Israeli nationalist hardliner Naftali Bennett has said he will join a governing coalition that could end the rule of Prime Minister Benjamin Netanyahu, the country’s longest-serving leader.
“I will do everything to form a national unity government with my friend Yair Lapid,” Bennett said after meeting his right-wing party.
Centrist Lapid is tasked with forming a new government by Wednesday.
In response to the move, Benjamin Netanyahu said that a potential coalition government would be a “threat” to his country’s security.
Netanyahu, 71, who is facing trial for fraud, bribery and breach of trust, which he denies, clung to power during a period of political turmoil that has seen four inconclusive elections in less than two years.
After a vote in March in which Netanyahu’s Likud party won the most seats but failed again to form a government, former TV anchor Yair Lapid is now trying to build a rival coalition.
Center Lapid faces until Wednesday to form a coalition of at least 61 lawmakers, a majority in the 120-seat Knesset.
The 57-year-old is seeking to form a diverse coalition that the Israeli media has called the “Change” bloc, which will include Bennett in addition to Arab Israeli MPs.
Determined to bring down the prime minister, Lapid offered to share power and allow Bennett, 49, to serve the first term in the rotating premiership.
Netanyahu, who held the post for 12 years in a row after an earlier three-year term, tried to hold on to power on Sunday by offering his latest power-sharing deal to several former allies including Bennett.
He warned that Israel would be ruled otherwise by a dangerous “left” coalition.
The Lapid government will also include the centrist Blue and White party led by Benny Gantz and the New Hope party of Gideon Saar, a former Netanyahu ally.
He will also join the pro-settlement “Israel Our Home” party led by Avigdor Lieberman, as well as the historically strong Labor Party and the dovish Meretz party.
This shaky arrangement will have the support of some Arab Israeli lawmakers of Palestinian origin to pass a vote in Parliament.
The intense talks come after weeks of escalating tensions between Israel and the Palestinians, including a deadly 11-day exchange of rocket fire from Gaza and devastating Israeli air strikes.
The war with Hamas that ended with the May 21 armistice, combined with the tensions in the occupied West Bank and in the mixed cities of Jews and Arabs in Israel, seemed to make Netanyahu more inclined to stay in power.
But political analyst Gayle Telsher at the Hebrew University told AFP Sunday that Israel was “closer than ever” to the Change Coalition, adding that “Netanyahu is in a desperate situation.”
Netanyahu’s Likud party won 30 seats in the March elections, but failed to form a governing coalition after its far-right partners refused to sit with Arab factions or receive their support.
Lapid, whose party won 17 seats, was then given four weeks to form the government.
Netanyahu had previously pushed for another election, the fifth since April 2019.
“Now that he sees the possibility of a coalition announcing a change this evening or tomorrow, he should go ahead with a more serious deal,” Talcher told AFP.
On Sunday, Mr. Netanyahu offered a rotation agreement to Bennett and Saar.

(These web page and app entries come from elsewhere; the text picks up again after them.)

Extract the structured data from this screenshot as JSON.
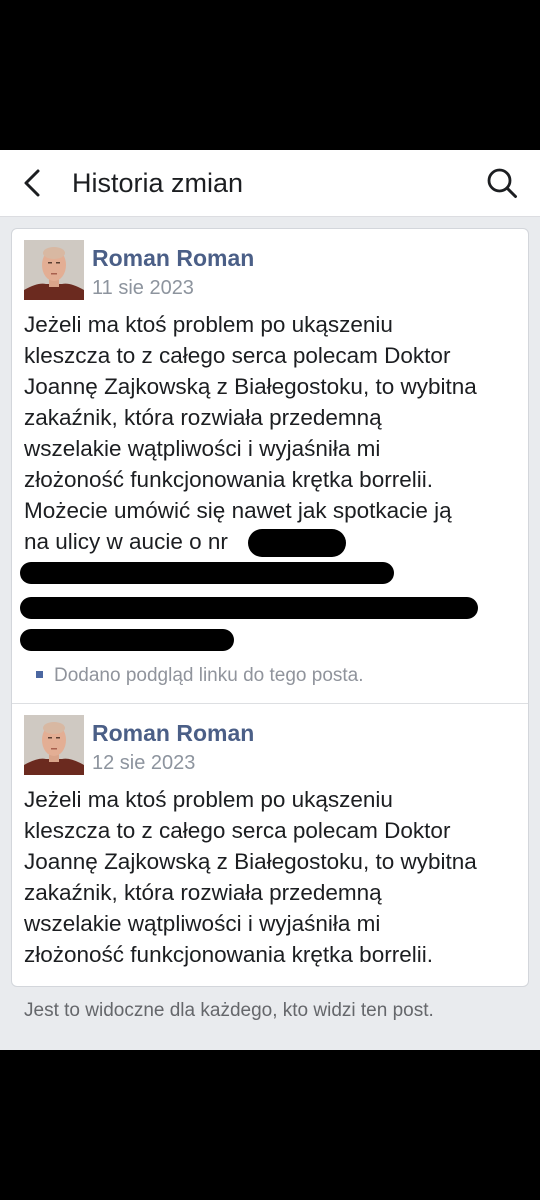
{
  "header": {
    "title": "Historia zmian",
    "back_icon": "chevron-left-icon",
    "search_icon": "search-icon"
  },
  "entries": [
    {
      "author": "Roman Roman",
      "date": "11 sie 2023",
      "text": "Jeżeli ma ktoś problem po ukąszeniu\nkleszcza to z całego serca polecam Doktor\nJoannę Zajkowską z Białegostoku, to wybitna\nzakaźnik, która rozwiała przedemną\nwszelakie wątpliwości i wyjaśniła mi\nzłożoność funkcjonowania krętka borrelii.\nMożecie umówić się nawet jak spotkacie ją\nna ulicy w aucie o nr",
      "note": "Dodano podgląd linku do tego posta."
    },
    {
      "author": "Roman Roman",
      "date": "12 sie 2023",
      "text": "Jeżeli ma ktoś problem po ukąszeniu\nkleszcza to z całego serca polecam Doktor\nJoannę Zajkowską z Białegostoku, to wybitna\nzakaźnik, która rozwiała przedemną\nwszelakie wątpliwości i wyjaśniła mi\nzłożoność funkcjonowania krętka borrelii."
    }
  ],
  "footer_note": "Jest to widoczne dla każdego, kto widzi ten post.",
  "colors": {
    "author": "#4b5f87",
    "link": "#4b67a1",
    "background": "#e9ebee"
  }
}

But Sarr on Twitter said he remained committed to “replacing the Netanyahu regime.”
Then Netanyahu called in a video clip that Bennett walked to “come now, immediately” to meet him and join a tripartite rotating government, warning that they are “at a crucial moment for the security, personality and future of the State of Israel.”
The “change” coalition led by Lapid still faces many obstacles.
Some right-wing lawmakers object to a partnership with politicians from the Arab minority in Israel, about a fifth of the population.
The recent conflict in Gaza has sparked sectarian clashes between Israeli Jews and Arabs in mixed cities.
Arab politicians are also divided over joining a government headed by Bennett, which supports the expansion of Israeli settlements in the occupied West Bank, as the Palestinians hope for a future state.
Even with the support of an Arab party, it is unlikely that a new coalition in Israel will undo years of Israeli settlement building or achieve peace anytime soon with Hamas in Gaza.
If the anti-Netanyahu camp does not succeed in forming a government on time, a majority of 61 deputies can vote to demand the president appoint a new prime minister.
The other scenario is for the country to prepare for another general election – the fifth Israeli election in little more than two years.